### Activity
Your reply should be the records below, duplicated exactly, with any picture removed.

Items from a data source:

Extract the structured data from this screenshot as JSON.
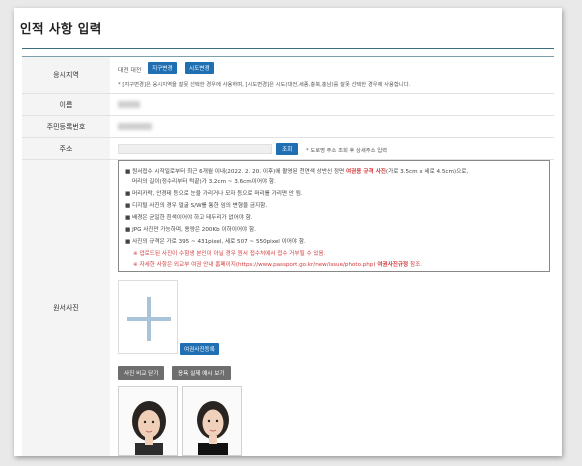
{
  "page_title": "인적 사항 입력",
  "rows": {
    "region": {
      "label": "응시지역",
      "value": "대전 대전",
      "buttons": [
        "지구변경",
        "시도변경"
      ],
      "note": "* [지구변경]은 응시지역을 잘못 선택한 경우에 사용하며, [시도변경]은 시도(대전,세종,충북,충남)를 잘못 선택한 경우에 사용합니다."
    },
    "name": {
      "label": "이름"
    },
    "resident_no": {
      "label": "주민등록번호"
    },
    "address": {
      "label": "주소",
      "search_button": "조회",
      "hint": "* 도로명 주소 조회 후 상세주소 입력"
    },
    "photo": {
      "label": "원서사진"
    }
  },
  "notice": {
    "line1_a": "■ 원서접수 시작일로부터 최근 6개월 이내(2022. 2. 20. 이후)에 촬영된 천연색 상반신 정면",
    "line1_red": "여권용 규격 사진",
    "line1_b": "(가로 3.5cm x 세로 4.5cm)으로,",
    "line1_c": "머리의 길이(정수리부터 턱끝)가 3.2cm ~ 3.6cm이어야 함.",
    "line2": "■ 머리카락, 안경테 등으로 눈을 가리거나 모자 등으로 머리를 가리면 안 됨.",
    "line3": "■ 디지털 사진의 경우 얼굴 S/W를 통한 임의 변형을 금지함.",
    "line4": "■ 배경은 균일한 흰색이어야 하고 테두리가 없어야 함.",
    "line5": "■ JPG 사진만 가능하며, 용량은 200Kb 이하이어야 함.",
    "line6": "■ 사진의 규격은 가로 395 ~ 431pixel, 세로 507 ~ 550pixel 이어야 함.",
    "warn1": "※ 업로드된 사진이 수험생 본인이 아닐 경우 원서 접수처에서 접수 거부될 수 있음.",
    "warn2_a": "※ 자세한 사항은 외교부 여권 안내 홈페이지(https://www.passport.go.kr/new/issue/photo.php)",
    "warn2_red": "여권사진규정",
    "warn2_b": "참조."
  },
  "photo_section": {
    "register_button": "여권사진등록",
    "compare_button": "사진 비교 닫기",
    "example_button": "응욕 실제 예시 보기"
  },
  "colors": {
    "accent": "#1f6fb2",
    "rule": "#3a6f7c",
    "warning": "#d23a3a"
  }
}
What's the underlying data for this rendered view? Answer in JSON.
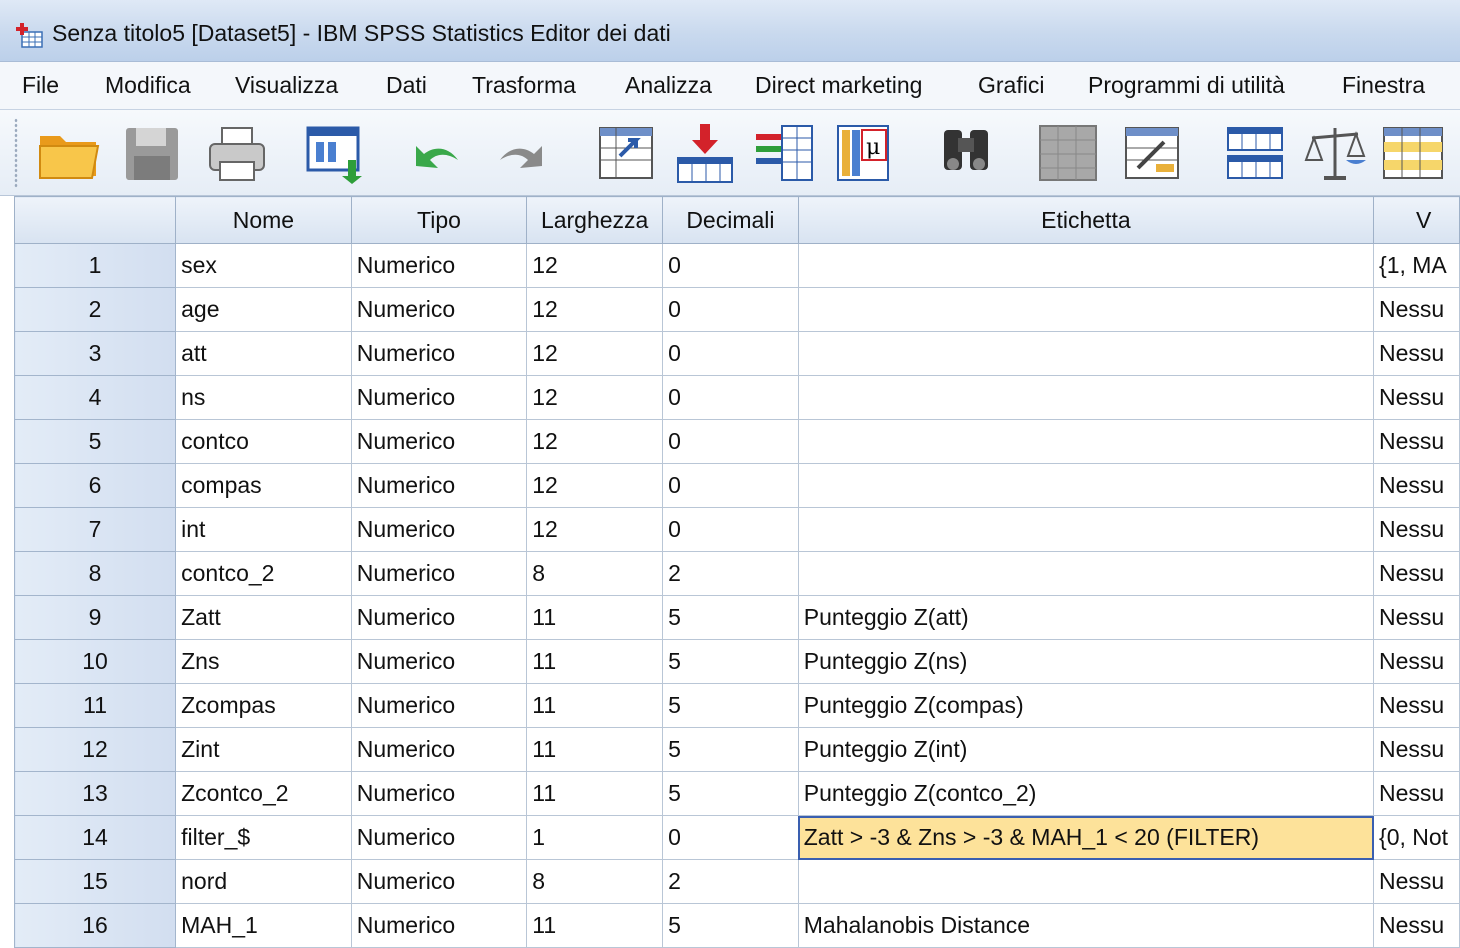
{
  "window": {
    "title": "Senza titolo5 [Dataset5] - IBM SPSS Statistics Editor dei dati"
  },
  "menu": [
    "File",
    "Modifica",
    "Visualizza",
    "Dati",
    "Trasforma",
    "Analizza",
    "Direct marketing",
    "Grafici",
    "Programmi di utilità",
    "Finestra"
  ],
  "toolbar": {
    "buttons": [
      "open-folder-icon",
      "save-icon",
      "print-icon",
      "dialog-recall-icon",
      "undo-icon",
      "redo-icon",
      "goto-case-icon",
      "goto-variable-icon",
      "variables-icon",
      "run-descriptives-icon",
      "find-icon",
      "insert-cases-icon",
      "insert-variable-icon",
      "split-file-icon",
      "weight-cases-icon",
      "select-cases-icon"
    ]
  },
  "grid": {
    "columns": [
      "Nome",
      "Tipo",
      "Larghezza",
      "Decimali",
      "Etichetta",
      "V"
    ],
    "rows": [
      {
        "num": "1",
        "nome": "sex",
        "tipo": "Numerico",
        "larghezza": "12",
        "decimali": "0",
        "etichetta": "",
        "valori": "{1, MA"
      },
      {
        "num": "2",
        "nome": "age",
        "tipo": "Numerico",
        "larghezza": "12",
        "decimali": "0",
        "etichetta": "",
        "valori": "Nessu"
      },
      {
        "num": "3",
        "nome": "att",
        "tipo": "Numerico",
        "larghezza": "12",
        "decimali": "0",
        "etichetta": "",
        "valori": "Nessu"
      },
      {
        "num": "4",
        "nome": "ns",
        "tipo": "Numerico",
        "larghezza": "12",
        "decimali": "0",
        "etichetta": "",
        "valori": "Nessu"
      },
      {
        "num": "5",
        "nome": "contco",
        "tipo": "Numerico",
        "larghezza": "12",
        "decimali": "0",
        "etichetta": "",
        "valori": "Nessu"
      },
      {
        "num": "6",
        "nome": "compas",
        "tipo": "Numerico",
        "larghezza": "12",
        "decimali": "0",
        "etichetta": "",
        "valori": "Nessu"
      },
      {
        "num": "7",
        "nome": "int",
        "tipo": "Numerico",
        "larghezza": "12",
        "decimali": "0",
        "etichetta": "",
        "valori": "Nessu"
      },
      {
        "num": "8",
        "nome": "contco_2",
        "tipo": "Numerico",
        "larghezza": "8",
        "decimali": "2",
        "etichetta": "",
        "valori": "Nessu"
      },
      {
        "num": "9",
        "nome": "Zatt",
        "tipo": "Numerico",
        "larghezza": "11",
        "decimali": "5",
        "etichetta": "Punteggio Z(att)",
        "valori": "Nessu"
      },
      {
        "num": "10",
        "nome": "Zns",
        "tipo": "Numerico",
        "larghezza": "11",
        "decimali": "5",
        "etichetta": "Punteggio Z(ns)",
        "valori": "Nessu"
      },
      {
        "num": "11",
        "nome": "Zcompas",
        "tipo": "Numerico",
        "larghezza": "11",
        "decimali": "5",
        "etichetta": "Punteggio Z(compas)",
        "valori": "Nessu"
      },
      {
        "num": "12",
        "nome": "Zint",
        "tipo": "Numerico",
        "larghezza": "11",
        "decimali": "5",
        "etichetta": "Punteggio Z(int)",
        "valori": "Nessu"
      },
      {
        "num": "13",
        "nome": "Zcontco_2",
        "tipo": "Numerico",
        "larghezza": "11",
        "decimali": "5",
        "etichetta": "Punteggio Z(contco_2)",
        "valori": "Nessu"
      },
      {
        "num": "14",
        "nome": "filter_$",
        "tipo": "Numerico",
        "larghezza": "1",
        "decimali": "0",
        "etichetta": "Zatt > -3 & Zns > -3 & MAH_1 < 20 (FILTER)",
        "valori": "{0, Not"
      },
      {
        "num": "15",
        "nome": "nord",
        "tipo": "Numerico",
        "larghezza": "8",
        "decimali": "2",
        "etichetta": "",
        "valori": "Nessu"
      },
      {
        "num": "16",
        "nome": "MAH_1",
        "tipo": "Numerico",
        "larghezza": "11",
        "decimali": "5",
        "etichetta": "Mahalanobis Distance",
        "valori": "Nessu"
      }
    ],
    "selected_row": "14",
    "selected_column": "Etichetta",
    "selection_color": "#fde29a"
  }
}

### Result
Extract the structured data from this screenshot as JSON.
{
  "page_title": "인적 사항 입력",
  "rows": {
    "region": {
      "label": "응시지역",
      "value": "대전 대전",
      "buttons": [
        "지구변경",
        "시도변경"
      ],
      "note": "* [지구변경]은 응시지역을 잘못 선택한 경우에 사용하며, [시도변경]은 시도(대전,세종,충북,충남)를 잘못 선택한 경우에 사용합니다."
    },
    "name": {
      "label": "이름"
    },
    "resident_no": {
      "label": "주민등록번호"
    },
    "address": {
      "label": "주소",
      "search_button": "조회",
      "hint": "* 도로명 주소 조회 후 상세주소 입력"
    },
    "photo": {
      "label": "원서사진"
    }
  },
  "notice": {
    "line1_a": "■ 원서접수 시작일로부터 최근 6개월 이내(2022. 2. 20. 이후)에 촬영된 천연색 상반신 정면",
    "line1_red": "여권용 규격 사진",
    "line1_b": "(가로 3.5cm x 세로 4.5cm)으로,",
    "line1_c": "머리의 길이(정수리부터 턱끝)가 3.2cm ~ 3.6cm이어야 함.",
    "line2": "■ 머리카락, 안경테 등으로 눈을 가리거나 모자 등으로 머리를 가리면 안 됨.",
    "line3": "■ 디지털 사진의 경우 얼굴 S/W를 통한 임의 변형을 금지함.",
    "line4": "■ 배경은 균일한 흰색이어야 하고 테두리가 없어야 함.",
    "line5": "■ JPG 사진만 가능하며, 용량은 200Kb 이하이어야 함.",
    "line6": "■ 사진의 규격은 가로 395 ~ 431pixel, 세로 507 ~ 550pixel 이어야 함.",
    "warn1": "※ 업로드된 사진이 수험생 본인이 아닐 경우 원서 접수처에서 접수 거부될 수 있음.",
    "warn2_a": "※ 자세한 사항은 외교부 여권 안내 홈페이지(https://www.passport.go.kr/new/issue/photo.php)",
    "warn2_red": "여권사진규정",
    "warn2_b": "참조."
  },
  "photo_section": {
    "register_button": "여권사진등록",
    "compare_button": "사진 비교 닫기",
    "example_button": "응욕 실제 예시 보기"
  },
  "colors": {
    "accent": "#1f6fb2",
    "rule": "#3a6f7c",
    "warning": "#d23a3a"
  }
}
What's the underlying data for this rendered view? Answer in JSON.
{
  "window": {
    "title": "Senza titolo5 [Dataset5] - IBM SPSS Statistics Editor dei dati"
  },
  "menu": [
    "File",
    "Modifica",
    "Visualizza",
    "Dati",
    "Trasforma",
    "Analizza",
    "Direct marketing",
    "Grafici",
    "Programmi di utilità",
    "Finestra"
  ],
  "toolbar": {
    "buttons": [
      "open-folder-icon",
      "save-icon",
      "print-icon",
      "dialog-recall-icon",
      "undo-icon",
      "redo-icon",
      "goto-case-icon",
      "goto-variable-icon",
      "variables-icon",
      "run-descriptives-icon",
      "find-icon",
      "insert-cases-icon",
      "insert-variable-icon",
      "split-file-icon",
      "weight-cases-icon",
      "select-cases-icon"
    ]
  },
  "grid": {
    "columns": [
      "Nome",
      "Tipo",
      "Larghezza",
      "Decimali",
      "Etichetta",
      "V"
    ],
    "rows": [
      {
        "num": "1",
        "nome": "sex",
        "tipo": "Numerico",
        "larghezza": "12",
        "decimali": "0",
        "etichetta": "",
        "valori": "{1, MA"
      },
      {
        "num": "2",
        "nome": "age",
        "tipo": "Numerico",
        "larghezza": "12",
        "decimali": "0",
        "etichetta": "",
        "valori": "Nessu"
      },
      {
        "num": "3",
        "nome": "att",
        "tipo": "Numerico",
        "larghezza": "12",
        "decimali": "0",
        "etichetta": "",
        "valori": "Nessu"
      },
      {
        "num": "4",
        "nome": "ns",
        "tipo": "Numerico",
        "larghezza": "12",
        "decimali": "0",
        "etichetta": "",
        "valori": "Nessu"
      },
      {
        "num": "5",
        "nome": "contco",
        "tipo": "Numerico",
        "larghezza": "12",
        "decimali": "0",
        "etichetta": "",
        "valori": "Nessu"
      },
      {
        "num": "6",
        "nome": "compas",
        "tipo": "Numerico",
        "larghezza": "12",
        "decimali": "0",
        "etichetta": "",
        "valori": "Nessu"
      },
      {
        "num": "7",
        "nome": "int",
        "tipo": "Numerico",
        "larghezza": "12",
        "decimali": "0",
        "etichetta": "",
        "valori": "Nessu"
      },
      {
        "num": "8",
        "nome": "contco_2",
        "tipo": "Numerico",
        "larghezza": "8",
        "decimali": "2",
        "etichetta": "",
        "valori": "Nessu"
      },
      {
        "num": "9",
        "nome": "Zatt",
        "tipo": "Numerico",
        "larghezza": "11",
        "decimali": "5",
        "etichetta": "Punteggio Z(att)",
        "valori": "Nessu"
      },
      {
        "num": "10",
        "nome": "Zns",
        "tipo": "Numerico",
        "larghezza": "11",
        "decimali": "5",
        "etichetta": "Punteggio Z(ns)",
        "valori": "Nessu"
      },
      {
        "num": "11",
        "nome": "Zcompas",
        "tipo": "Numerico",
        "larghezza": "11",
        "decimali": "5",
        "etichetta": "Punteggio Z(compas)",
        "valori": "Nessu"
      },
      {
        "num": "12",
        "nome": "Zint",
        "tipo": "Numerico",
        "larghezza": "11",
        "decimali": "5",
        "etichetta": "Punteggio Z(int)",
        "valori": "Nessu"
      },
      {
        "num": "13",
        "nome": "Zcontco_2",
        "tipo": "Numerico",
        "larghezza": "11",
        "decimali": "5",
        "etichetta": "Punteggio Z(contco_2)",
        "valori": "Nessu"
      },
      {
        "num": "14",
        "nome": "filter_$",
        "tipo": "Numerico",
        "larghezza": "1",
        "decimali": "0",
        "etichetta": "Zatt > -3 & Zns > -3 & MAH_1 < 20 (FILTER)",
        "valori": "{0, Not"
      },
      {
        "num": "15",
        "nome": "nord",
        "tipo": "Numerico",
        "larghezza": "8",
        "decimali": "2",
        "etichetta": "",
        "valori": "Nessu"
      },
      {
        "num": "16",
        "nome": "MAH_1",
        "tipo": "Numerico",
        "larghezza": "11",
        "decimali": "5",
        "etichetta": "Mahalanobis Distance",
        "valori": "Nessu"
      }
    ],
    "selected_row": "14",
    "selected_column": "Etichetta",
    "selection_color": "#fde29a"
  }
}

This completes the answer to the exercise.